Somewhat False. Dan Quinn & Co. will enter the draft seeking to fortify the trenches immediately—it will just be on the opposite side of the ball. With Dontari Poe’s contract situation up in the air and a pending need for a long-term playmaker adjacent Grady Jarrett, my gut tells me that the Falcons spend their draft capital on a first-round defensive tackle. I ultimately think they come away from the draft with another guard, but I’m not convinced it relegates Wes Schweitzer to the bench immediately. Atlanta caught a glimpse of what it has in Schweitzer at the NFL level last season, and Sean Harlow is still a relative unknown. I think you’ll see another body brought in via the draft and a three-way camp battle on the horizon.
False. The Falcons have been defensive-minded since Dan Quinn arrived, and figure to once again draw from the pool of defensive talent early in this draft. Dontari Poe may slip away with the team tight on the cap, leaving an immediate need at DT. Andy Levitre is the true question mark here -- his contract is in flux as the cap number raises this season, and the team could opt to cut him and replace him with their 26th pick or a free agent. Schweitzer was most definintely the weakest link on the offensive line this season, but he showed enough to make you think he will get better. The team has moneyballed the right guard position since Harvey Dahl left town. That doesn’t figure to change now.

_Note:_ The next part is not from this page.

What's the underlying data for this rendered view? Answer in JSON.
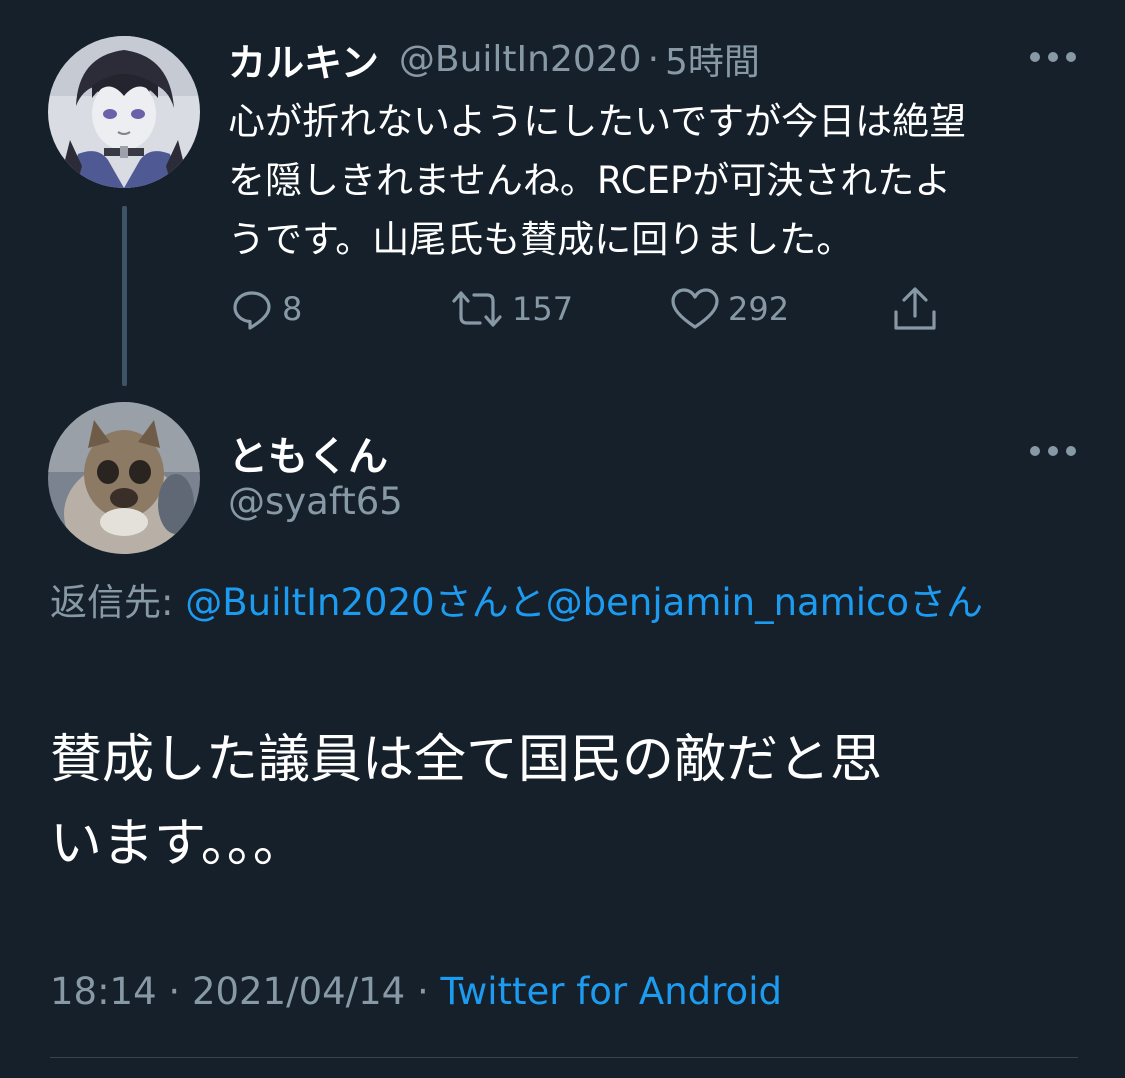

False. The problem with the guard position is Atlanta has a lot of young players not quite worth starting. A rookie guard will likely have some of the same problems adjusting to the speed of the game, but probably with some better physical traits than Schweitzer and Sean Harlow. I’ve got to think the team adds a guard for multiple reasons, but free agency seems like the better place for an offensive lineman.
True. I want to say false, because I’m not sure that the team will actually draft a guard specifically to replace Schweitzer. I do believe they will draft a guard, either in the first round or on Day 2, and that player will have every chance to compete with Schweitzer during camp. Andy Levitre is getting older and Schweitzer had just a so-so inaugural campaign--the team would be wise to continue investing resources to shore up one of the few weak points on the roster.
Trualse. I do believe the Falcons will walk away from the draft with a rookie guard but where that particular guard is drafted will tell me the team’s intentions going forward. If the Falcons select a guard early (rounds 1 or 2) in the draft, I will get a sense that may be the next starter at right guard. Selecting one in the mid-round and the Falcons may be setting the table for a 2- or 3-man training camp battle where the best man wins.